(Excerpted records Opens)

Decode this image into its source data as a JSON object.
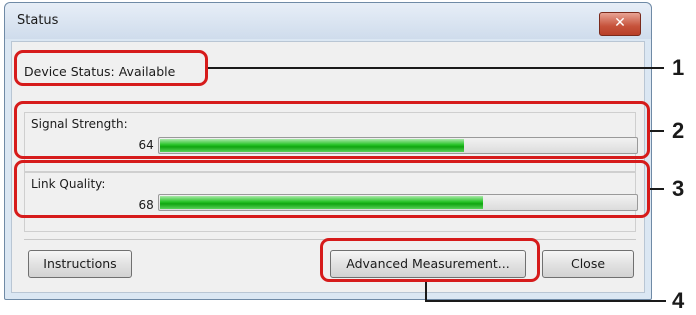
{
  "window": {
    "title": "Status",
    "close_symbol": "✕"
  },
  "device_status": {
    "label": "Device Status:",
    "value": "Available",
    "text": "Device Status: Available"
  },
  "signal": {
    "label": "Signal Strength:",
    "value_text": "64 %",
    "percent": 64
  },
  "link": {
    "label": "Link Quality:",
    "value_text": "68 %",
    "percent": 68
  },
  "buttons": {
    "instructions": "Instructions",
    "advanced": "Advanced Measurement...",
    "close": "Close"
  },
  "callouts": [
    "1",
    "2",
    "3",
    "4"
  ],
  "colors": {
    "callout": "#d61b1b",
    "bar_fill": "#1fbf1f"
  }
}
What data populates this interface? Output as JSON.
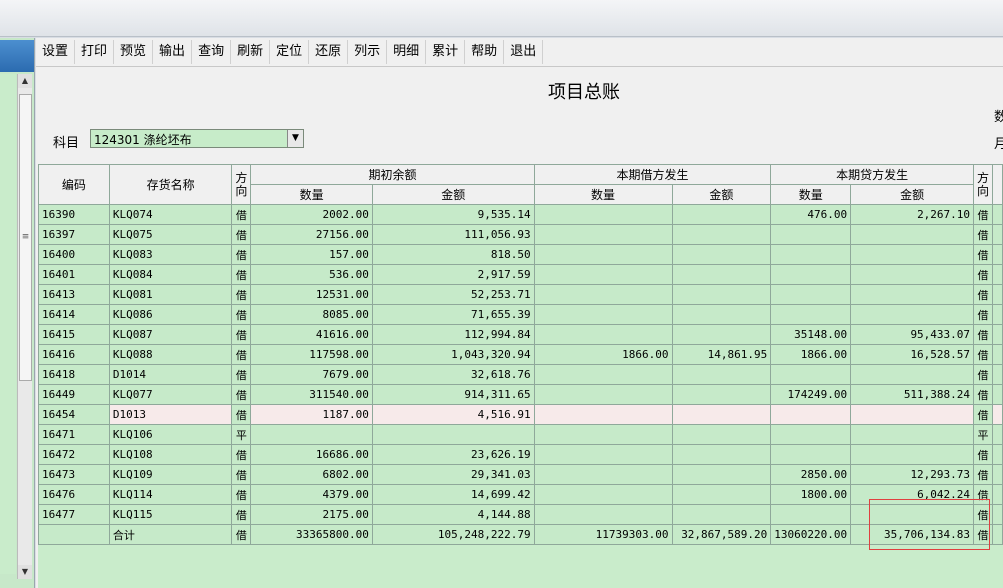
{
  "menu": [
    "设置",
    "打印",
    "预览",
    "输出",
    "查询",
    "刷新",
    "定位",
    "还原",
    "列示",
    "明细",
    "累计",
    "帮助",
    "退出"
  ],
  "report_title": "项目总账",
  "right_cut": [
    "数",
    "月"
  ],
  "subject": {
    "label": "科目",
    "value": "124301 涤纶坯布"
  },
  "headers": {
    "code": "编码",
    "name": "存货名称",
    "direction": "方向",
    "opening": "期初余额",
    "debit": "本期借方发生",
    "credit": "本期贷方发生",
    "qty": "数量",
    "amount": "金额"
  },
  "rows": [
    {
      "code": "16390",
      "name": "KLQ074",
      "dir": "借",
      "oq": "2002.00",
      "oa": "9,535.14",
      "dq": "",
      "da": "",
      "cq": "476.00",
      "ca": "2,267.10",
      "dir2": "借"
    },
    {
      "code": "16397",
      "name": "KLQ075",
      "dir": "借",
      "oq": "27156.00",
      "oa": "111,056.93",
      "dq": "",
      "da": "",
      "cq": "",
      "ca": "",
      "dir2": "借"
    },
    {
      "code": "16400",
      "name": "KLQ083",
      "dir": "借",
      "oq": "157.00",
      "oa": "818.50",
      "dq": "",
      "da": "",
      "cq": "",
      "ca": "",
      "dir2": "借"
    },
    {
      "code": "16401",
      "name": "KLQ084",
      "dir": "借",
      "oq": "536.00",
      "oa": "2,917.59",
      "dq": "",
      "da": "",
      "cq": "",
      "ca": "",
      "dir2": "借"
    },
    {
      "code": "16413",
      "name": "KLQ081",
      "dir": "借",
      "oq": "12531.00",
      "oa": "52,253.71",
      "dq": "",
      "da": "",
      "cq": "",
      "ca": "",
      "dir2": "借"
    },
    {
      "code": "16414",
      "name": "KLQ086",
      "dir": "借",
      "oq": "8085.00",
      "oa": "71,655.39",
      "dq": "",
      "da": "",
      "cq": "",
      "ca": "",
      "dir2": "借"
    },
    {
      "code": "16415",
      "name": "KLQ087",
      "dir": "借",
      "oq": "41616.00",
      "oa": "112,994.84",
      "dq": "",
      "da": "",
      "cq": "35148.00",
      "ca": "95,433.07",
      "dir2": "借"
    },
    {
      "code": "16416",
      "name": "KLQ088",
      "dir": "借",
      "oq": "117598.00",
      "oa": "1,043,320.94",
      "dq": "1866.00",
      "da": "14,861.95",
      "cq": "1866.00",
      "ca": "16,528.57",
      "dir2": "借"
    },
    {
      "code": "16418",
      "name": "D1014",
      "dir": "借",
      "oq": "7679.00",
      "oa": "32,618.76",
      "dq": "",
      "da": "",
      "cq": "",
      "ca": "",
      "dir2": "借"
    },
    {
      "code": "16449",
      "name": "KLQ077",
      "dir": "借",
      "oq": "311540.00",
      "oa": "914,311.65",
      "dq": "",
      "da": "",
      "cq": "174249.00",
      "ca": "511,388.24",
      "dir2": "借"
    },
    {
      "code": "16454",
      "name": "D1013",
      "dir": "借",
      "oq": "1187.00",
      "oa": "4,516.91",
      "dq": "",
      "da": "",
      "cq": "",
      "ca": "",
      "dir2": "借",
      "selected": true
    },
    {
      "code": "16471",
      "name": "KLQ106",
      "dir": "平",
      "oq": "",
      "oa": "",
      "dq": "",
      "da": "",
      "cq": "",
      "ca": "",
      "dir2": "平"
    },
    {
      "code": "16472",
      "name": "KLQ108",
      "dir": "借",
      "oq": "16686.00",
      "oa": "23,626.19",
      "dq": "",
      "da": "",
      "cq": "",
      "ca": "",
      "dir2": "借"
    },
    {
      "code": "16473",
      "name": "KLQ109",
      "dir": "借",
      "oq": "6802.00",
      "oa": "29,341.03",
      "dq": "",
      "da": "",
      "cq": "2850.00",
      "ca": "12,293.73",
      "dir2": "借"
    },
    {
      "code": "16476",
      "name": "KLQ114",
      "dir": "借",
      "oq": "4379.00",
      "oa": "14,699.42",
      "dq": "",
      "da": "",
      "cq": "1800.00",
      "ca": "6,042.24",
      "dir2": "借"
    },
    {
      "code": "16477",
      "name": "KLQ115",
      "dir": "借",
      "oq": "2175.00",
      "oa": "4,144.88",
      "dq": "",
      "da": "",
      "cq": "",
      "ca": "",
      "dir2": "借"
    },
    {
      "code": "",
      "name": "合计",
      "dir": "借",
      "oq": "33365800.00",
      "oa": "105,248,222.79",
      "dq": "11739303.00",
      "da": "32,867,589.20",
      "cq": "13060220.00",
      "ca": "35,706,134.83",
      "dir2": "借"
    }
  ]
}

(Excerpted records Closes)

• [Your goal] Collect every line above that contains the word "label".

• [Solution for this task]
    "label": "Device Status:",
    "label": "Signal Strength:",
    "label": "Link Quality:",
    "label": "科目",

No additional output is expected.